If you're not exercising regularly, this strong physiologic need for deep rest is missing, and you'll likely be tossing and turning the night away.

Old, soft, lumpy mattresses are another potential sleep-disturber. But too-firm mattresses may also cause problems. A good mattress is supportive and comfortable - it "gives" in all the right places and provides a balanced, springy platform for a restful night's sleep. The solutions are straightforward and none of them involve medication. Regular exercise is the key ingredient. With consistent exercise, your body's need for sleep will win out over your conscious mind's automatic mechanism of repeatedly processing the day's events.

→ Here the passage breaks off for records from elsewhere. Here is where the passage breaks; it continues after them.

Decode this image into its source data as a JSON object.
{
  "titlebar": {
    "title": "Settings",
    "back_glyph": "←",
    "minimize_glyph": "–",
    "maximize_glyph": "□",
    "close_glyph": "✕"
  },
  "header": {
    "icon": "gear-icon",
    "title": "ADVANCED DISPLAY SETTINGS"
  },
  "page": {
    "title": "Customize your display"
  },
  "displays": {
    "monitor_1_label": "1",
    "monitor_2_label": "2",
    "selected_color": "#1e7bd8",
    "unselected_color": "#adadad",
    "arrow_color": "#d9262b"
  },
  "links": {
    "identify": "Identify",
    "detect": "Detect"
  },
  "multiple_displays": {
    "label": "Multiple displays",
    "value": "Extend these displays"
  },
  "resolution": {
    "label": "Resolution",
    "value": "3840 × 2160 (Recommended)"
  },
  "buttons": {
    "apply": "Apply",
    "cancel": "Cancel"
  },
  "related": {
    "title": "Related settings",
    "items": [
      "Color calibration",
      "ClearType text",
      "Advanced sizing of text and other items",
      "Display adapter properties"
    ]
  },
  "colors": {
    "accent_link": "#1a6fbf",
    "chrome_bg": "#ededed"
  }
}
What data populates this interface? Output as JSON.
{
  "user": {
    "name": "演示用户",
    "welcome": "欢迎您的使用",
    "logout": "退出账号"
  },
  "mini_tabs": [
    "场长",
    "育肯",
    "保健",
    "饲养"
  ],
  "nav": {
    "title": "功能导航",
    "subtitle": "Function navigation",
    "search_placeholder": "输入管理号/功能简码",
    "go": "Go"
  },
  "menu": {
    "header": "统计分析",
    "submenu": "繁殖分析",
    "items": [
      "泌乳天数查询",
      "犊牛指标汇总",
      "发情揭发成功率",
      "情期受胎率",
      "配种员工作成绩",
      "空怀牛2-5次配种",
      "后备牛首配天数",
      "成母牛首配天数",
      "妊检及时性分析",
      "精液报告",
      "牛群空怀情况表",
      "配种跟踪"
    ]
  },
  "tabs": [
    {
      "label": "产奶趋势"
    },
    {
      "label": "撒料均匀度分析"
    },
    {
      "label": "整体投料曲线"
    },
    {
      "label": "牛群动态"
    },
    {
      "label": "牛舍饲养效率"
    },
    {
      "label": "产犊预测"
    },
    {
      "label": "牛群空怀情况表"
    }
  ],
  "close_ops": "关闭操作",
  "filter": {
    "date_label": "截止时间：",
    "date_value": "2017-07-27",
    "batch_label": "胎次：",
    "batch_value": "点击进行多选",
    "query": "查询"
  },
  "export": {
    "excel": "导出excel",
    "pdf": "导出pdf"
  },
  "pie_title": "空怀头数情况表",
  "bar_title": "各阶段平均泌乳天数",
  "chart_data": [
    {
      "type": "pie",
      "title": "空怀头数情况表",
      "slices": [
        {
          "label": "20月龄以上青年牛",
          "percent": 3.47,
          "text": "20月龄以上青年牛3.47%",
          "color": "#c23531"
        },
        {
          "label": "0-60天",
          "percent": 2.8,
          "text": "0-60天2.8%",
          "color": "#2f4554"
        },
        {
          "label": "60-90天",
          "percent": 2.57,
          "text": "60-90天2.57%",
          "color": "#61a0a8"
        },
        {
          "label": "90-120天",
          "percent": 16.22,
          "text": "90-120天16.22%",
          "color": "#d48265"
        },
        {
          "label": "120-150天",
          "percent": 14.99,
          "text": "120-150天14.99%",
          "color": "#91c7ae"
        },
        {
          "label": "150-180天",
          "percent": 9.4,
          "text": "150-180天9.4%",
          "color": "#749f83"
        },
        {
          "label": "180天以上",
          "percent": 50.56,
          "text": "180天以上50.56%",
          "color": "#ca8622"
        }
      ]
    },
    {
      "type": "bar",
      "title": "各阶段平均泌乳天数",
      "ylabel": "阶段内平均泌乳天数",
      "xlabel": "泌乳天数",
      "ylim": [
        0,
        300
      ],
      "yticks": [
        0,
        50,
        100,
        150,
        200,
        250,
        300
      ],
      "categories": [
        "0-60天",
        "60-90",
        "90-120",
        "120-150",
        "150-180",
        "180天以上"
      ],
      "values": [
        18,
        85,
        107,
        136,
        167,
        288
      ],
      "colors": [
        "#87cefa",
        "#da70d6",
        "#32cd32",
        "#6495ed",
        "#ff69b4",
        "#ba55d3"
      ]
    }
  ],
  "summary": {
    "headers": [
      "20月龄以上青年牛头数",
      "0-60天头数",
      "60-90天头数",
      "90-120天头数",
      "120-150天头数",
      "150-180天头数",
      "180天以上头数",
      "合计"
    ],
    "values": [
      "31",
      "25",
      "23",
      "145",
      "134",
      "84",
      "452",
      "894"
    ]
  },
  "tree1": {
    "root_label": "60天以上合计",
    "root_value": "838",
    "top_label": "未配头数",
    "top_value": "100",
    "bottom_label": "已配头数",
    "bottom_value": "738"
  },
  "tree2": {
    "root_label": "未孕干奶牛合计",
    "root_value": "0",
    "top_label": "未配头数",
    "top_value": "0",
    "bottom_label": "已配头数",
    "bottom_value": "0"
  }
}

Chiropractic care may be another key ingredient. Gentle chiropractic treatment ensures that all your body's systems are talking to each other and the right messages are getting through. Chiropractic treatment ensures clear communication from one body system to another. Late at night, systems shut down when they're supposed to and the result
is a good night's sleep. Your chiropractor will be glad to provide you with important information on customized exercise and nutrition programs that will help you continue to be healthy and well.


1Richardson GS: Human physiological models of insomnia. Sleep Med 8(Suppl 4):S9-S14, 2007
2Lee YC, et al: Lifestyle risk factors associated with fatigue in graduate students. J Formos Med Assoc 106(7):565-572, 2007
3Li F, et al: Tai chi and self-rated quality of sleep and daytime sleepiness in older adults: a randomized controlled trial. J Am Geriatr Soc 52(6):892-900, 2004